Unlike the majority of its state counterparts Harrow embraces social networking tools. As 15 per cent of students come from overseas, Skype is rolled out for everyone to use. And on arrival at the school new boys have a personal session to check their Facebook privacy settings (and even to set an account up if necessary) to keep in touch with friends and family. Access is allowed for an hour before and an hour after prep (preparation sessions) on weekdays, and more generously at weekends.
It is this ability to be agile, to respond quickly to developments in this area that Christopher O'Mahoney believes marks the difference between provision in the state and private sectors. "The school doesn't drive technological innovation, but it needs to be involved in interoperability and appropriate implementation of these technologies," he says. Which is one of the reasons he is working on a policy for connecting personal iPads to the school network, rather than have students going through any of the unsecured networks some of the local households unwittingly provide. This will also require an extension of the current acceptable use policy.

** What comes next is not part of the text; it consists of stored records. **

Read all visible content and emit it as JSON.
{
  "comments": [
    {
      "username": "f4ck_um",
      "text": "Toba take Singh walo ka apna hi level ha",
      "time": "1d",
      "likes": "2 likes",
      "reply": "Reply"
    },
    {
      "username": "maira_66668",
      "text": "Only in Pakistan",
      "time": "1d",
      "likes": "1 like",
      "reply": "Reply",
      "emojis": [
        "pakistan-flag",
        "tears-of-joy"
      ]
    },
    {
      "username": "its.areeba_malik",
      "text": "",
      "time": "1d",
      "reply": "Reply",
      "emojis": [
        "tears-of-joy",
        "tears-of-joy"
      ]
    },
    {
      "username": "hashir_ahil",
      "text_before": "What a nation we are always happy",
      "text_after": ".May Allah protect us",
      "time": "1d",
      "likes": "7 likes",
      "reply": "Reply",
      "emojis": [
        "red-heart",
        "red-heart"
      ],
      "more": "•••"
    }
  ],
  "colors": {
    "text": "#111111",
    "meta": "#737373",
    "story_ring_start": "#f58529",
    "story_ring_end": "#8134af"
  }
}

Christopher O'Mahony identifies a number of factors involved in moving ICT forward in the school These include the expectations of students, parents and staff, financial pressures (although with a budget of almost half a million pounds per year this is a pressure many schools would embrace warmly) and inspection bodies such as Ofsted which judged Harrow "outstanding". However, from the outside looking in, it appears that, just as in the state sector, the greatest impetus for the use of ICT – or not – comes from the pressure to achieve results. Outcomes are paramount: ICT improves them.
John Galloway works as advisory teacher for ICT/SEN and inclusion in Tower Hamlets, London, and as a freelance writer and consultant. He is the author of Harnessing Technology for Every Child Matters and Personalised Learning and runs his own blog.